their Massachusetts and Rhode Island counterparts, we
have to assume that criminal justice policy and practice
are pivotal. From a regional perspective, the Mountain
and Southern states stand out as particularly punitive
in the imprisonment of women. In fact, the South has historically
incarcerated women and men at relatively high rates. In
contrast, the Mountain states are showing a growth rate
for women that is startling both in its size and in comparison
the beginning of this century, interesting shifts occur.
The last five years covered by this report (1999 -
2004) reflect a period in which our reliance on incarceration
was being reconsidered. Many states engaged in sentencing
reform and in creating treatment and other alternatives
to imprisonment. During this time, some states continued
to increase the numbers of women they imprisoned (Florida's
prison population, for instance, increased by 1,840 women
or 48%), and other states made modest increases (like
Alabama's growth of 3%). Significantly, nine states actually
experienced a decrease in their female population during
this five-year period. Among them are some of the states
with the largest prison populations: New York was down
by 831 or 23% and New Jersey was down by 392 women or

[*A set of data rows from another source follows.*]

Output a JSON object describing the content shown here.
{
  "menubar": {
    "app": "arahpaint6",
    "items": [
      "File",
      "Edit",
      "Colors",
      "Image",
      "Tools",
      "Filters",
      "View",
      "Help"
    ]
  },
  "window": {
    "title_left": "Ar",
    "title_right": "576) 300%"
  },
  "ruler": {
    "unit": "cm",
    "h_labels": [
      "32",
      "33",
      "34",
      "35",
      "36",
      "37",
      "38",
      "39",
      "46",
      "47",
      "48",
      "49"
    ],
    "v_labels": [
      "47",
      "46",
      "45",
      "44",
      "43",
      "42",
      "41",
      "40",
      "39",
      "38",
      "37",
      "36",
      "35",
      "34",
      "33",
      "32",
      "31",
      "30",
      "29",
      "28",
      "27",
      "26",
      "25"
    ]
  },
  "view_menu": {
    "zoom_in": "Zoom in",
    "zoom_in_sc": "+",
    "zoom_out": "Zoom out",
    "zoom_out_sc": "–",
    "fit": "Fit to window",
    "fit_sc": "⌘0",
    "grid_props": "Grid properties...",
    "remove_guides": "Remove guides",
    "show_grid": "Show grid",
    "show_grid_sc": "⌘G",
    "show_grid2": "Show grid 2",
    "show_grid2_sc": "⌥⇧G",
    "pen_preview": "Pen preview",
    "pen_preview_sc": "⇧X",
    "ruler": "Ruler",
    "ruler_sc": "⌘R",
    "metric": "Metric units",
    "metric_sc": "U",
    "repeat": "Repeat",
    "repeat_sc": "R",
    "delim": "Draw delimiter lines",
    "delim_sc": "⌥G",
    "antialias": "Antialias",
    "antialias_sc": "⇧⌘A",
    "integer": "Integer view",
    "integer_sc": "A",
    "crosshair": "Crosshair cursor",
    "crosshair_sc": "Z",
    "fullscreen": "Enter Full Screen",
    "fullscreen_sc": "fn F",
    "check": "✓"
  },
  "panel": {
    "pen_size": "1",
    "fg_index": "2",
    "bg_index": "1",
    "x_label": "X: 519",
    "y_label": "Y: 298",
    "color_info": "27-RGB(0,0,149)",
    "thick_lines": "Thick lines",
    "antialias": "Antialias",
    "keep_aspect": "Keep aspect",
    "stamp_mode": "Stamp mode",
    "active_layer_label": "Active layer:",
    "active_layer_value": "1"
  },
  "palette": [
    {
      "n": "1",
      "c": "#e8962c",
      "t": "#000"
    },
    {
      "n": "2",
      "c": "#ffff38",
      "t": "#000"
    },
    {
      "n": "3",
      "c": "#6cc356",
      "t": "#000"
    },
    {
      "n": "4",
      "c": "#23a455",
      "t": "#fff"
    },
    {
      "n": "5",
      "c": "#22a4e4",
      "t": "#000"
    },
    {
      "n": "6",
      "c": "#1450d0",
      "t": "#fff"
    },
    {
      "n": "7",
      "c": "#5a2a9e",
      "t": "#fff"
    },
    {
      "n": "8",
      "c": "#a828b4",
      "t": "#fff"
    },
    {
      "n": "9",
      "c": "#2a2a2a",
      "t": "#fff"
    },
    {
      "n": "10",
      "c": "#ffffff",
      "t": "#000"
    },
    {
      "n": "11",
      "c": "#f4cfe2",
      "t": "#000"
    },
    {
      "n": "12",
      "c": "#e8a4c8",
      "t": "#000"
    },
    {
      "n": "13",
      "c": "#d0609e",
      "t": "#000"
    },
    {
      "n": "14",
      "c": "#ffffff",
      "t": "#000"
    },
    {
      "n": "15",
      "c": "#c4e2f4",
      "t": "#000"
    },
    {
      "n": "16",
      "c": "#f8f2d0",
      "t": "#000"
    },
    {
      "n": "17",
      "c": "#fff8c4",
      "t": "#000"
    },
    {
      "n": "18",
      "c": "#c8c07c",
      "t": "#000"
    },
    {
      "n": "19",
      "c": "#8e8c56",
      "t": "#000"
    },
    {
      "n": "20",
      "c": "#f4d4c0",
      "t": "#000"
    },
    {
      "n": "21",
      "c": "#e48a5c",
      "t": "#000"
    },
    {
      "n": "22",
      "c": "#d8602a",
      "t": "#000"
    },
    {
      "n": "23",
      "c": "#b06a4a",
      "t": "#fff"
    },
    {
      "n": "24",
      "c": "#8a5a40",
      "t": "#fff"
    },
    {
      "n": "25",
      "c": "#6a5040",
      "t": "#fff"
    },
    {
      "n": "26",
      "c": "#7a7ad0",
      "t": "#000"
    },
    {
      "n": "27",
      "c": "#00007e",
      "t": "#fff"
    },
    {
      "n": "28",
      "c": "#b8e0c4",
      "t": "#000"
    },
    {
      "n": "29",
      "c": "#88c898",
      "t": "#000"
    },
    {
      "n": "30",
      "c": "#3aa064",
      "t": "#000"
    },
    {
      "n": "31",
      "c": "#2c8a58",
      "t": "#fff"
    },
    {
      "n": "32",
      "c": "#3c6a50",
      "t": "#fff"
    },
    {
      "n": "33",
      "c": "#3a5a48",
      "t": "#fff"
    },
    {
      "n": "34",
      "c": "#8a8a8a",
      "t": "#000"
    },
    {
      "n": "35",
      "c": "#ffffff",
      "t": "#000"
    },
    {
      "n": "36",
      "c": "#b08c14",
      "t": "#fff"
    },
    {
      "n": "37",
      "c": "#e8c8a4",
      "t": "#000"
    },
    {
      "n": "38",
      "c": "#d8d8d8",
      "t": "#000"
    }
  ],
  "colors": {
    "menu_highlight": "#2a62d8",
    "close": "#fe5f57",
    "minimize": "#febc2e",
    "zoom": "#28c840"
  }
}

families, and communities are devastated by imprisonment.
As discussed in Justice Strategies' review of the recent
research, millions of women and families in this country
have been affected by our nation's heavy reliance on incarceration.
The U.S. disproportionately imprisons women of color with
few economic resources and many familial responsibilities.
This has compounded the hardship experienced in already
Need for More Researchand Action
are a small portion of the prison population - roughly 7%
nationally, in 2004. So, why should we care? Of course,
imprisonment is not "worse" for women than it
is for men. However, the incarceration of women creates
some different effects that have historically been largely
unaddressed in conversations focusing primarily on men.
cycling of women through the criminal justice system has
a destabilizing effect not only on the women's immediate
families, but on the social networks of their communities.
They are, more often than not, primary caretakers of young
children and other family members.
the taxpayer's perspective, the price of incarcerating women
is not limited to the cost of the prison cell and three
meals a day. Locking up women also means paying the tab
for putting their children in foster care, treating health
and mental health conditions that have worsened during incarceration,
and providing public assistance and shelter for those who
are homeless and destitute upon release. For most women
who are sent to prison, the more economical and humane response
of providing community-based substance abuse and mental
health treatment, coupled with increased economic and social
supports, would produce a better result. WPA has long maintained
that criminal justice and social policy that better served
women would also produce better outcomes for men.
as HARD HIT suggests, women are especially sensitive
to shifting trends in imprisonment, we should be looking
to the patterns of their involvement in the criminal justice
system for clues to improving the system overall. The causes
of the trends revealed in this report are not self-evident
and warrant additional inquiry. In our next report in the
Punitiveness series, the Institute on Women &
Criminal Justice will go deeper in to the reasons for the
growth in female imprisonment, again state-by-state, examining
how offense type, risk of imprisonment, and length of stay
in prison contribute to the increase.
hope that this report will contribute to an evolving national
conversation about women, communities, and justice.
Jacobs, Institute Director
Sarah From, Deputy Director